MedTech Bites August 2019 – edited by Jeanette Donnelly
This month we highlight some of New Zealand’s activities in orthopedic implants. This is a global medical device sector of US$46 Billion in 2017 which is expected to grow to US$66 Billion by 2025 with CAGR of 4.7% from 2018 to 2025 (Orthopedic Implants Market Outlook -2025, https://www.alliedmarketresearch.com/orthopedic-implants-market).
New Zealand has world leading capability in orthopedic implants with significant expertise in Christchurch and Auckland. Enztec, a multi-million dollar global medical device company in Christchurch, anchors the industry in New Zealand. It is internationally recognized for its expertise in designing and manufacturing surgical instruments for the world’s best orthopedic companies, with products covering hip, knee, spine and extremities.
The implant space is shifting to personalized technology using 3D printing and New Zealand is growing its own pocket of excellence. This is an area where technology from the CMDT partnership and the MedTech Center of Research Excellence (MedTech CoRE) have been successfully translated into clinical applications and commercialisation. Ossability and Formus Labs are two emerging companies from this community in the implant space, spanning veterinary to human applications. Both Ossability and Formus Labs were winners of the NZ Healthtech Award for Best Translational Project in 2016 and 2017. The Award, initiated by the CMDT, provided a prize package to support the companies accelerate their growth, and helped raise their profile in the community.
Ossability spun out of the University of Canterbury in 2013, co-founded by bioengineer and a veterinarian orthopedic surgeon. Since then, it has moved from strength to strength focused on implant technologies for our canine friends. Formus Labs formed in 2016, is one of the earliest companies originating from the MedTech CoRE. It is underpinned by the deep research base from the Auckland Bioengineering’s Musculo-skeletal System Research Group. Focused on human implants, it provides cloud-based solutions for custom orthopedic design through an interactive process between clinicians and engineers.
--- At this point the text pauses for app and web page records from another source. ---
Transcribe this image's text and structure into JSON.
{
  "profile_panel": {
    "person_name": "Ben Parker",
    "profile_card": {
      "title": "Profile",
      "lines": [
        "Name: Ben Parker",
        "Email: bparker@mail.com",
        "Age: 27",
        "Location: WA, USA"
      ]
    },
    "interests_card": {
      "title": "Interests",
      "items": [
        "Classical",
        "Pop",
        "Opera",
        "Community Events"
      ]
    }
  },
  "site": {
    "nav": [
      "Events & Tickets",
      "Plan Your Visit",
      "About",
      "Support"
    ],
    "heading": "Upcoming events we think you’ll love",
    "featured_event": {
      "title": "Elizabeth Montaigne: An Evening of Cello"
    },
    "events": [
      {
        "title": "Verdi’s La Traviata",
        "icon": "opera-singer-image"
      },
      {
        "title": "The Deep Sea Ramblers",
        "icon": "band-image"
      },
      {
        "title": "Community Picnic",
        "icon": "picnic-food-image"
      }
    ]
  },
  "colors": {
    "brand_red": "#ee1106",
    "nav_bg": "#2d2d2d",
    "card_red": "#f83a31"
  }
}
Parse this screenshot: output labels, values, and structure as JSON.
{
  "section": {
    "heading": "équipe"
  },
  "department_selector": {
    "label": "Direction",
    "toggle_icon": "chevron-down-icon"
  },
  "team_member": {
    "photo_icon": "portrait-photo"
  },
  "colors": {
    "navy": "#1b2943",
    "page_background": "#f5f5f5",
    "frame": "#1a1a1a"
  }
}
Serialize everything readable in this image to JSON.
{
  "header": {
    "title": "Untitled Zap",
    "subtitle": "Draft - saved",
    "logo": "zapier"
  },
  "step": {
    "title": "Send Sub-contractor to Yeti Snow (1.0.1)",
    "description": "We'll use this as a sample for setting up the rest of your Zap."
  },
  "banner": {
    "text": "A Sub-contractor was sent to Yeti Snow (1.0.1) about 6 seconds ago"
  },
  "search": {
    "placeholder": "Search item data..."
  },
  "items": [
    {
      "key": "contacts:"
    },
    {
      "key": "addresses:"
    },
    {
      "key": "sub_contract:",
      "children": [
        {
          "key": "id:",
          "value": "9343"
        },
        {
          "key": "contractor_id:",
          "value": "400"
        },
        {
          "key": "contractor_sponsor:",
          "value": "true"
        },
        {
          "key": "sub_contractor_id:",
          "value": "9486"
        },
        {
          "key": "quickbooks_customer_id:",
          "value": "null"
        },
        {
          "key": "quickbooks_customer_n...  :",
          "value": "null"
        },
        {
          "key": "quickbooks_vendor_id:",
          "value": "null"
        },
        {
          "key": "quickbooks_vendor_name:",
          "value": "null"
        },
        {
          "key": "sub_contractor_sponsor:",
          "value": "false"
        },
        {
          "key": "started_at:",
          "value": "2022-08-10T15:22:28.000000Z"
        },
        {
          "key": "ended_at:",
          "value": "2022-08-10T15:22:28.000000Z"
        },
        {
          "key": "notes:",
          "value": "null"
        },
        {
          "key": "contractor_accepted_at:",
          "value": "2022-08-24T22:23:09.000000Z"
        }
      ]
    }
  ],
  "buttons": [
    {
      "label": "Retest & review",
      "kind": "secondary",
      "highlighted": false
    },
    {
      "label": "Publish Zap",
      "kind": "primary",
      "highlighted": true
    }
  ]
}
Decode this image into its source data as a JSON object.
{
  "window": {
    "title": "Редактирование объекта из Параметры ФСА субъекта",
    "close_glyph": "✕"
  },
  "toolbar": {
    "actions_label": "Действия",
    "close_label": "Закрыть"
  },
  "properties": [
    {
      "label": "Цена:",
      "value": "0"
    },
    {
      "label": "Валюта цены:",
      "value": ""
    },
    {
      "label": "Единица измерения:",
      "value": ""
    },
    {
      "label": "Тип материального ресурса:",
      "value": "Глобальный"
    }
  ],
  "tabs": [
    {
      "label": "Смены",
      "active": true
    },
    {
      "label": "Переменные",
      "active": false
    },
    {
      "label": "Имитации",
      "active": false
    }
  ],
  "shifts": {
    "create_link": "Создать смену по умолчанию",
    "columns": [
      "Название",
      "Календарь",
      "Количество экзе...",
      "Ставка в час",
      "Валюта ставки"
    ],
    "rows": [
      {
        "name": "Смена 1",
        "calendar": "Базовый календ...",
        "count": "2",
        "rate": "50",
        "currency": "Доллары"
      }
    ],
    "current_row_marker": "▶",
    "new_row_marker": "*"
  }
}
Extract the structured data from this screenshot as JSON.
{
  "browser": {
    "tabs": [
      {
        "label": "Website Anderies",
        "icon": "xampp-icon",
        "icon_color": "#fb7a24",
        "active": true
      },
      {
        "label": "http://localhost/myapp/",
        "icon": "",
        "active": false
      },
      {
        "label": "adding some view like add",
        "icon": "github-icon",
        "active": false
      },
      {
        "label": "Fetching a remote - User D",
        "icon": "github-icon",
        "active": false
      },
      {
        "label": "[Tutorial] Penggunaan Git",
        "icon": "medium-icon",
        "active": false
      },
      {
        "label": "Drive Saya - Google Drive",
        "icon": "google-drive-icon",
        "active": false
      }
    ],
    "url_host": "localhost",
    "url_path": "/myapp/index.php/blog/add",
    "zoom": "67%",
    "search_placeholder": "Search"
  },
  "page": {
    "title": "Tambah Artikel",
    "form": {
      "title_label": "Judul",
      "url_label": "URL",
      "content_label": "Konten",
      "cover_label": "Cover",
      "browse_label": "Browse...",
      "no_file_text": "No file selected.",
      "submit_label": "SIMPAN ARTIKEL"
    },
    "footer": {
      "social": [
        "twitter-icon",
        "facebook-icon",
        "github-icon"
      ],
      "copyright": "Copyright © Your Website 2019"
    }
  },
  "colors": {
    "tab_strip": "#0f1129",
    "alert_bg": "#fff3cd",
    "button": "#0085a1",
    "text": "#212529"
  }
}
Aside from these, there is Ossis, a world leader in 3D printed patient-specific orthopedic implants. It recently partnered with Corin Orthopedics for the distribution of its pelvic and sarcoma implants into international markets. Zenith Technica with its innovative intitanium additive manufacturing technology, can produce trabecular and structured types of porous regions on implant components that support bone integration. With its ISO13485 certification, it supplies components for veterinarian and human orthopedic applications.
In this issue, we also interview orthopedic registrar, Dr Scott Bolan. He is undertaking his PhD in bone and tendon regenerative medicine with Prof. Jill Cornish, University of Auckland who co-leads the MedTech CoRE’s Regenerative Medicine Research Theme. A key feature across the MedTech CoRE projects is the combination of clinical knowledge with cutting edge science to create new technologies to benefit patients.
We also cover a piece on commercialisation of university research. In essence, market potential is a key criteria to ensure that the research completed and the technologies developed are not left on the shelf. The economic growth that can follow successful commercialisation of new technologies also contributes to health and wellbeing outcomes.
IN THE NZ MEDTECH WORLD…
By combining theory with practical skills, Dr Scott Bolam is trying to solve new problems that are arising in the orthopaedic world.